What you hand back must match the records word for word, with no pictures.

#### Source material ####

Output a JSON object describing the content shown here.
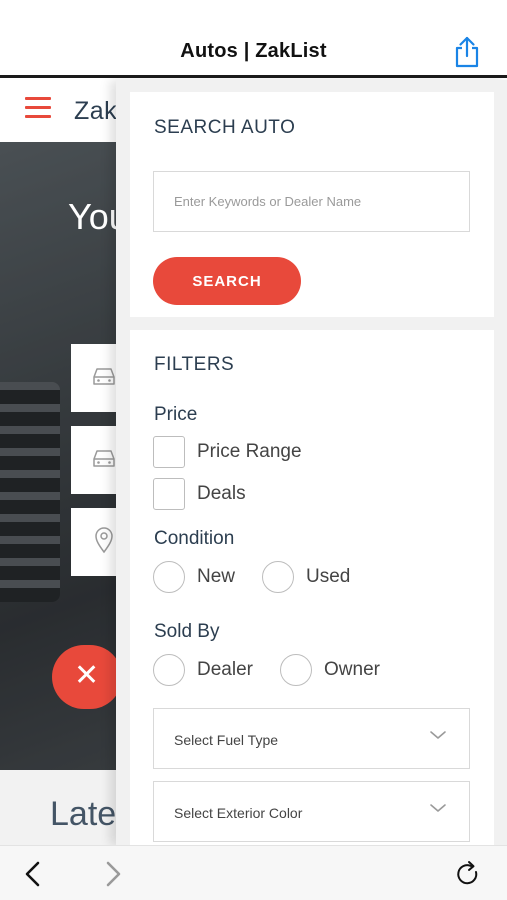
{
  "browser": {
    "title": "Autos | ZakList",
    "share_icon": "share-icon",
    "back_icon": "chevron-left-icon",
    "forward_icon": "chevron-right-icon",
    "reload_icon": "reload-icon"
  },
  "background_page": {
    "logo_text": "Zak",
    "hero_title": "You",
    "latest_heading": "Lates",
    "menu_icon": "hamburger-icon",
    "close_icon": "close-icon"
  },
  "search": {
    "heading": "SEARCH AUTO",
    "placeholder": "Enter Keywords or Dealer Name",
    "value": "",
    "button_label": "SEARCH"
  },
  "filters": {
    "heading": "FILTERS",
    "price": {
      "label": "Price",
      "options": [
        "Price Range",
        "Deals"
      ]
    },
    "condition": {
      "label": "Condition",
      "options": [
        "New",
        "Used"
      ]
    },
    "sold_by": {
      "label": "Sold By",
      "options": [
        "Dealer",
        "Owner"
      ]
    },
    "selects": [
      "Select Fuel Type",
      "Select Exterior Color"
    ]
  },
  "colors": {
    "accent": "#e8493b",
    "heading": "#2c3e50",
    "text": "#444444"
  }
}
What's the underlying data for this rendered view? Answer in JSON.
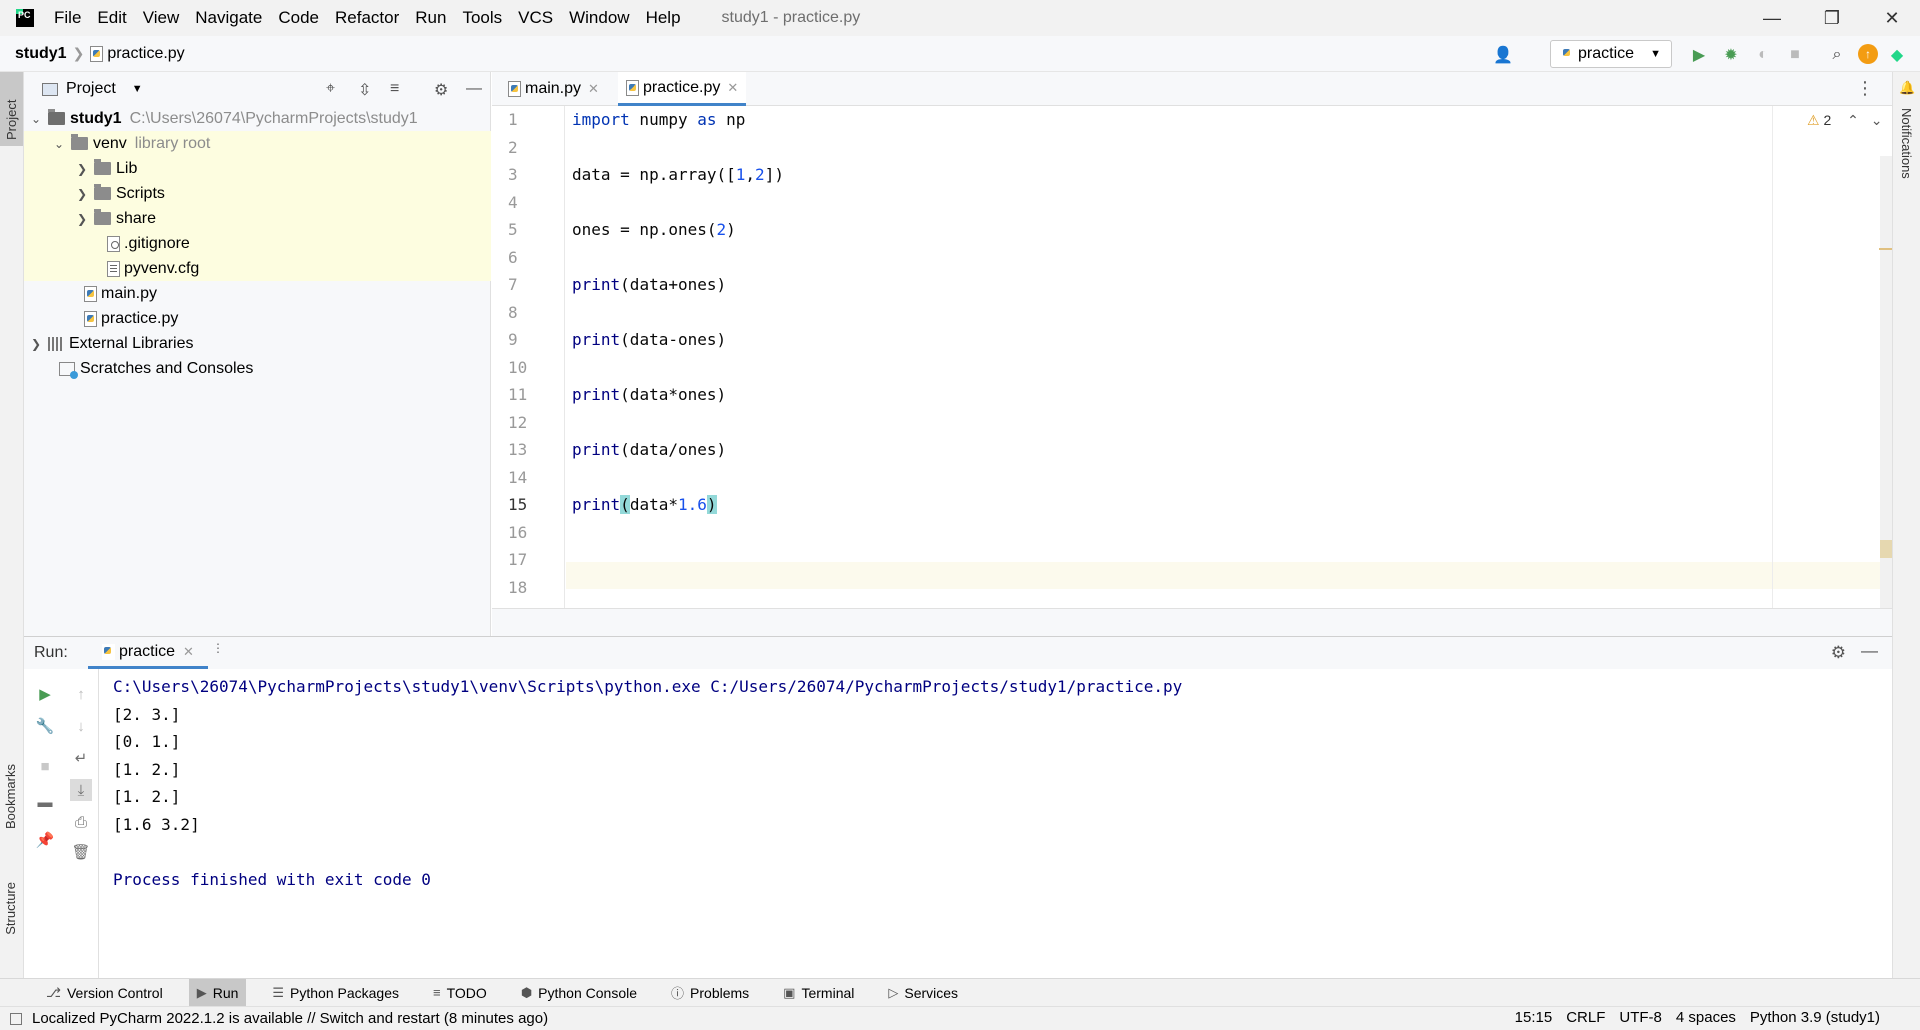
{
  "menubar": {
    "items": [
      "File",
      "Edit",
      "View",
      "Navigate",
      "Code",
      "Refactor",
      "Run",
      "Tools",
      "VCS",
      "Window",
      "Help"
    ],
    "window_title": "study1 - practice.py"
  },
  "navbar": {
    "project": "study1",
    "file": "practice.py",
    "run_config": "practice"
  },
  "left_strip": {
    "project_tab": "Project",
    "bookmarks_tab": "Bookmarks",
    "structure_tab": "Structure"
  },
  "right_strip": {
    "notifications_tab": "Notifications"
  },
  "project_panel": {
    "title": "Project",
    "tree": [
      {
        "label": "study1",
        "extra": "C:\\Users\\26074\\PycharmProjects\\study1"
      },
      {
        "label": "venv",
        "extra": "library root"
      },
      {
        "label": "Lib"
      },
      {
        "label": "Scripts"
      },
      {
        "label": "share"
      },
      {
        "label": ".gitignore"
      },
      {
        "label": "pyvenv.cfg"
      },
      {
        "label": "main.py"
      },
      {
        "label": "practice.py"
      },
      {
        "label": "External Libraries"
      },
      {
        "label": "Scratches and Consoles"
      }
    ]
  },
  "editor": {
    "tabs": [
      "main.py",
      "practice.py"
    ],
    "warnings": "2",
    "line_numbers": [
      "1",
      "2",
      "3",
      "4",
      "5",
      "6",
      "7",
      "8",
      "9",
      "10",
      "11",
      "12",
      "13",
      "14",
      "15",
      "16",
      "17",
      "18"
    ],
    "code": {
      "l1": {
        "kw1": "import",
        "mid": " numpy ",
        "kw2": "as",
        "end": " np"
      },
      "l3": {
        "a": "data = np.array([",
        "n1": "1",
        "c": ",",
        "n2": "2",
        "b": "])"
      },
      "l5": {
        "a": "ones = np.ones(",
        "n": "2",
        "b": ")"
      },
      "l7": {
        "fn": "print",
        "rest": "(data+ones)"
      },
      "l9": {
        "fn": "print",
        "rest": "(data-ones)"
      },
      "l11": {
        "fn": "print",
        "rest": "(data*ones)"
      },
      "l13": {
        "fn": "print",
        "rest": "(data/ones)"
      },
      "l15": {
        "fn": "print",
        "open": "(",
        "mid": "data*",
        "num": "1.6",
        "close": ")"
      }
    }
  },
  "run_panel": {
    "label": "Run:",
    "tab": "practice",
    "console": [
      "C:\\Users\\26074\\PycharmProjects\\study1\\venv\\Scripts\\python.exe C:/Users/26074/PycharmProjects/study1/practice.py",
      "[2. 3.]",
      "[0. 1.]",
      "[1. 2.]",
      "[1. 2.]",
      "[1.6 3.2]",
      "",
      "Process finished with exit code 0"
    ]
  },
  "bottom_tools": [
    "Version Control",
    "Run",
    "Python Packages",
    "TODO",
    "Python Console",
    "Problems",
    "Terminal",
    "Services"
  ],
  "statusbar": {
    "message": "Localized PyCharm 2022.1.2 is available // Switch and restart (8 minutes ago)",
    "position": "15:15",
    "line_sep": "CRLF",
    "encoding": "UTF-8",
    "indent": "4 spaces",
    "interpreter": "Python 3.9 (study1)"
  },
  "colors": {
    "accent": "#4083c9",
    "keyword": "#0033b3",
    "number": "#1750eb",
    "run_green": "#499c54",
    "tree_highlight": "#fdfde0"
  }
}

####

* _Written reply_
Output a JSON object describing the content shown here.
{
  "browser": {
    "title": "Autos | ZakList",
    "share_icon": "share-icon",
    "back_icon": "chevron-left-icon",
    "forward_icon": "chevron-right-icon",
    "reload_icon": "reload-icon"
  },
  "background_page": {
    "logo_text": "Zak",
    "hero_title": "You",
    "latest_heading": "Lates",
    "menu_icon": "hamburger-icon",
    "close_icon": "close-icon"
  },
  "search": {
    "heading": "SEARCH AUTO",
    "placeholder": "Enter Keywords or Dealer Name",
    "value": "",
    "button_label": "SEARCH"
  },
  "filters": {
    "heading": "FILTERS",
    "price": {
      "label": "Price",
      "options": [
        "Price Range",
        "Deals"
      ]
    },
    "condition": {
      "label": "Condition",
      "options": [
        "New",
        "Used"
      ]
    },
    "sold_by": {
      "label": "Sold By",
      "options": [
        "Dealer",
        "Owner"
      ]
    },
    "selects": [
      "Select Fuel Type",
      "Select Exterior Color"
    ]
  },
  "colors": {
    "accent": "#e8493b",
    "heading": "#2c3e50",
    "text": "#444444"
  }
}
What's the underlying data for this rendered view? Answer in JSON.
{
  "menubar": {
    "items": [
      "File",
      "Edit",
      "View",
      "Navigate",
      "Code",
      "Refactor",
      "Run",
      "Tools",
      "VCS",
      "Window",
      "Help"
    ],
    "window_title": "study1 - practice.py"
  },
  "navbar": {
    "project": "study1",
    "file": "practice.py",
    "run_config": "practice"
  },
  "left_strip": {
    "project_tab": "Project",
    "bookmarks_tab": "Bookmarks",
    "structure_tab": "Structure"
  },
  "right_strip": {
    "notifications_tab": "Notifications"
  },
  "project_panel": {
    "title": "Project",
    "tree": [
      {
        "label": "study1",
        "extra": "C:\\Users\\26074\\PycharmProjects\\study1"
      },
      {
        "label": "venv",
        "extra": "library root"
      },
      {
        "label": "Lib"
      },
      {
        "label": "Scripts"
      },
      {
        "label": "share"
      },
      {
        "label": ".gitignore"
      },
      {
        "label": "pyvenv.cfg"
      },
      {
        "label": "main.py"
      },
      {
        "label": "practice.py"
      },
      {
        "label": "External Libraries"
      },
      {
        "label": "Scratches and Consoles"
      }
    ]
  },
  "editor": {
    "tabs": [
      "main.py",
      "practice.py"
    ],
    "warnings": "2",
    "line_numbers": [
      "1",
      "2",
      "3",
      "4",
      "5",
      "6",
      "7",
      "8",
      "9",
      "10",
      "11",
      "12",
      "13",
      "14",
      "15",
      "16",
      "17",
      "18"
    ],
    "code": {
      "l1": {
        "kw1": "import",
        "mid": " numpy ",
        "kw2": "as",
        "end": " np"
      },
      "l3": {
        "a": "data = np.array([",
        "n1": "1",
        "c": ",",
        "n2": "2",
        "b": "])"
      },
      "l5": {
        "a": "ones = np.ones(",
        "n": "2",
        "b": ")"
      },
      "l7": {
        "fn": "print",
        "rest": "(data+ones)"
      },
      "l9": {
        "fn": "print",
        "rest": "(data-ones)"
      },
      "l11": {
        "fn": "print",
        "rest": "(data*ones)"
      },
      "l13": {
        "fn": "print",
        "rest": "(data/ones)"
      },
      "l15": {
        "fn": "print",
        "open": "(",
        "mid": "data*",
        "num": "1.6",
        "close": ")"
      }
    }
  },
  "run_panel": {
    "label": "Run:",
    "tab": "practice",
    "console": [
      "C:\\Users\\26074\\PycharmProjects\\study1\\venv\\Scripts\\python.exe C:/Users/26074/PycharmProjects/study1/practice.py",
      "[2. 3.]",
      "[0. 1.]",
      "[1. 2.]",
      "[1. 2.]",
      "[1.6 3.2]",
      "",
      "Process finished with exit code 0"
    ]
  },
  "bottom_tools": [
    "Version Control",
    "Run",
    "Python Packages",
    "TODO",
    "Python Console",
    "Problems",
    "Terminal",
    "Services"
  ],
  "statusbar": {
    "message": "Localized PyCharm 2022.1.2 is available // Switch and restart (8 minutes ago)",
    "position": "15:15",
    "line_sep": "CRLF",
    "encoding": "UTF-8",
    "indent": "4 spaces",
    "interpreter": "Python 3.9 (study1)"
  },
  "colors": {
    "accent": "#4083c9",
    "keyword": "#0033b3",
    "number": "#1750eb",
    "run_green": "#499c54",
    "tree_highlight": "#fdfde0"
  }
}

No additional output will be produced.